The idea of doing a covers series had been around for some time, and due to the coronavirus-induced downtime, they finally decided to kick the tires and see how it’d go, Overby said. After the first one, recorded in September, went so well, they decided to do five more. Episodes were spaced about two weeks apart, and generally recorded over a two-day period. However, The Stones set took an extra day because 16 songs were recorded. So that New Year’s Eve show will be longer, and, of course, promises to be a rocking way to kick out 2020. As it’s identified as a “tribute” to the band, I expect to hear some songs that inspired them as well, quite likely some blues.
This season’s six episodes, with full band, were all recorded in Nashville’s Room and Board studio, where Williams’ latest album, Good Souls Better Angels (ND review), was cut. With Butch Norton and David Sutton stuck in LA, only Stuart Mathis from her band was available, but they were able to enlist Fred Eltringham (drums), Steve Mackey (bass) and Joshua Grange (guitar), all of whom Williams had worked with before.

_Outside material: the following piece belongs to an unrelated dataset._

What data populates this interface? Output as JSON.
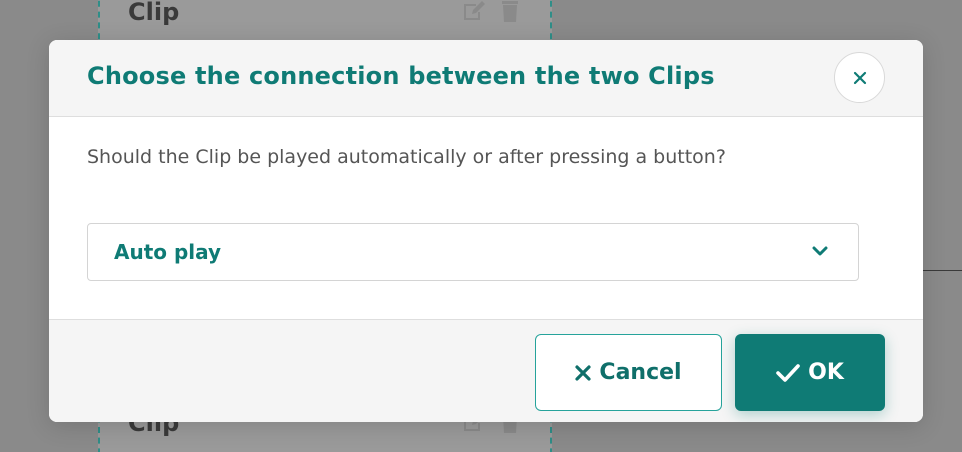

All in all, 80 songs were recorded over 15 days, and pre-recording the episodes gave them the opportunity to make sure everything went just right. A lot of “themes” were discussed, but the ones chosen were mainly songs Williams knew best or had personal attachments to. Once the selections were made, Williams worked on her part, and the band on theirs, before getting together. Usually no more than three takes were needed to get each song down. But there was one rule: If it was not working, they’d let it go.
Overby said they were ecstatic with the results. Based on the two episodes so far, I feel the same, not just about the performances, but with the song selection as well. For example, last week she did Barbara Lynn’s R&B hit “You’ll Lose a Good Thing” from 1962. Lynn, an electric guitarist as well as writer of the song, has been criminally neglected for years and, like Williams, was ahead of her time. Set lists for the two episodes so far are included in the photo gallery.
Griffin is taking the opposite approach — streaming live rather than pre-recording — but based on last week’s first show, the results are the same: wonderful.
Griffin’s three shows are live from Austin’s Continental Club with guitarist David Pulkingham on a small bare stage. Being live, they are spontaneous, with lots of stories, insights, and remembrances. There was one unexpected spontaneous event: The internet service went down. In spite of that transmission interruption, the show went on and was available for screening for a full week afterward.
Griffin’s sets look to be all acoustic, and songs will come from her 25-year recording career, including many she doesn’t often performe. The first show was of concert length, somewhat over 100 minutes. So we likely can expect five full hours of acoustic Griffin in an intimate setting. What more can we ask for?
While recordings of the shows are not planned for release, there is a virtual merch table where fans can order journals, bandanas, and T-shirts.
Below are some photos of Williams and Griffin taken over the years by ND’s crack photographers. Enjoy.